◆ WHAT TO WORK ON: Show, from the records below, all lines that contain the word "Client".

☆ ☆ ☆

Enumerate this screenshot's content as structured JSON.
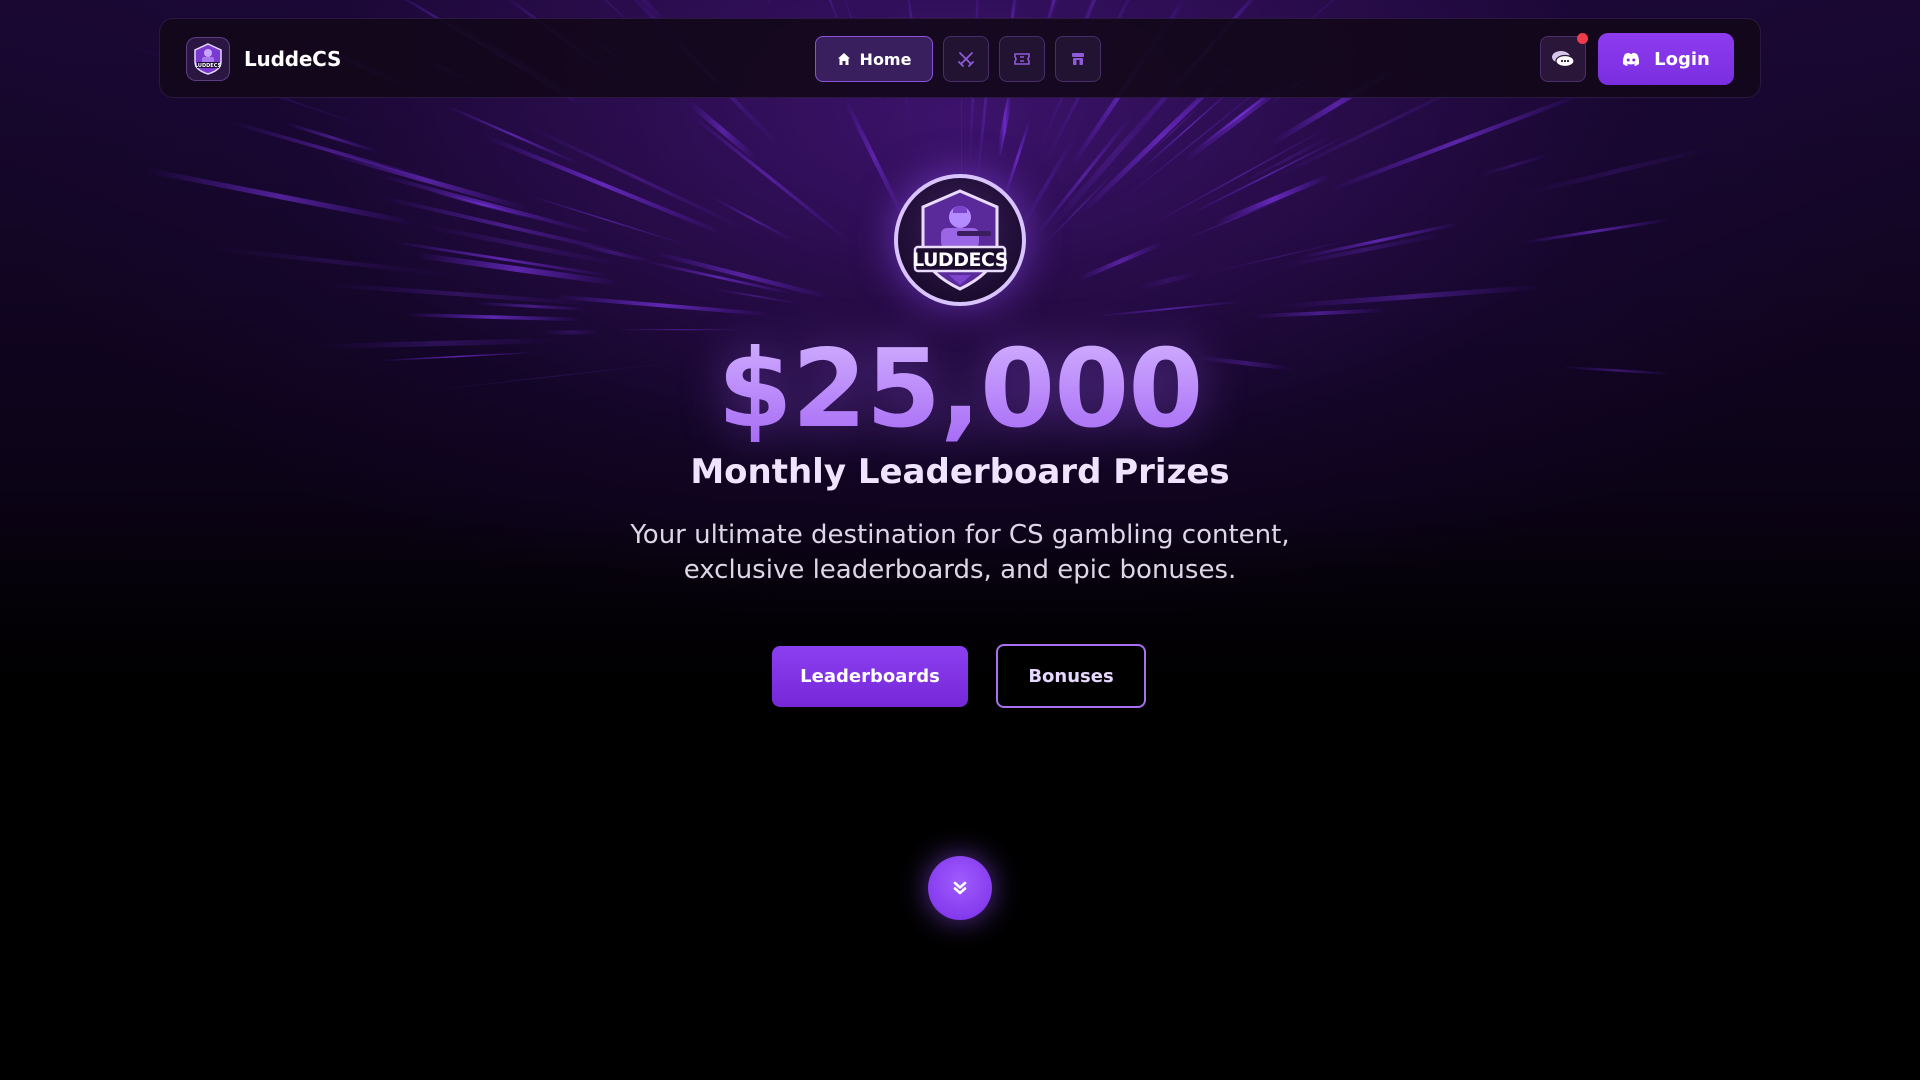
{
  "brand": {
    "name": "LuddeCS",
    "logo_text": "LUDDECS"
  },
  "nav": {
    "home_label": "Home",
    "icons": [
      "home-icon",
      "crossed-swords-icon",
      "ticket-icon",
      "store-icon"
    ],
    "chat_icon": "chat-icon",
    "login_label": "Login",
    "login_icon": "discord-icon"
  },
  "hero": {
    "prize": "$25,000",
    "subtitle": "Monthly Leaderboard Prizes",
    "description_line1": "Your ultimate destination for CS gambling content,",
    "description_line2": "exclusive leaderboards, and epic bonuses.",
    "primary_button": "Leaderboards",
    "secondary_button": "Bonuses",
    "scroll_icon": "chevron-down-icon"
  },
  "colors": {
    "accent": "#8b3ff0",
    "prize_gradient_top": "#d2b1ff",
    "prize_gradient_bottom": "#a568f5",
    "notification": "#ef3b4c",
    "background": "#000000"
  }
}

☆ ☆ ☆

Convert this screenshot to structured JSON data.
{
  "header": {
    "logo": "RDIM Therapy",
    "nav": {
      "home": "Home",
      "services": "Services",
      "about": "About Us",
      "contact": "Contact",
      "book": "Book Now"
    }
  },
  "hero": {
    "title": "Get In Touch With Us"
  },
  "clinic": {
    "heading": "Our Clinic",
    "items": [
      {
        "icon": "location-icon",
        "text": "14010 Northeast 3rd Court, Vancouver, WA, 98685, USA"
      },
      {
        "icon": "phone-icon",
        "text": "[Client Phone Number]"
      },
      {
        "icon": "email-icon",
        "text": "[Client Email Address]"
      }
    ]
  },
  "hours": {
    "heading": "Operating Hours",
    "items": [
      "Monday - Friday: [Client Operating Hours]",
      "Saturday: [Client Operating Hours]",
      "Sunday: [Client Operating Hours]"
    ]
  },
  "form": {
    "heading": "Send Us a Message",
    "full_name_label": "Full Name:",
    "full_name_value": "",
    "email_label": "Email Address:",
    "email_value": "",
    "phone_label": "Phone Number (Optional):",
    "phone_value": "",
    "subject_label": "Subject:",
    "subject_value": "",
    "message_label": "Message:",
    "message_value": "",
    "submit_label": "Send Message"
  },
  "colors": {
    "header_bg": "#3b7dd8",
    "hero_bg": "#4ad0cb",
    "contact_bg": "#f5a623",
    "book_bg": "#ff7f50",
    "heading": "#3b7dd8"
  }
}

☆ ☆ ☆

◆ TASK ANSWER:
        "text": "[Client Phone Number]"
        "text": "[Client Email Address]"
      "Monday - Friday: [Client Operating Hours]",
      "Saturday: [Client Operating Hours]",
      "Sunday: [Client Operating Hours]"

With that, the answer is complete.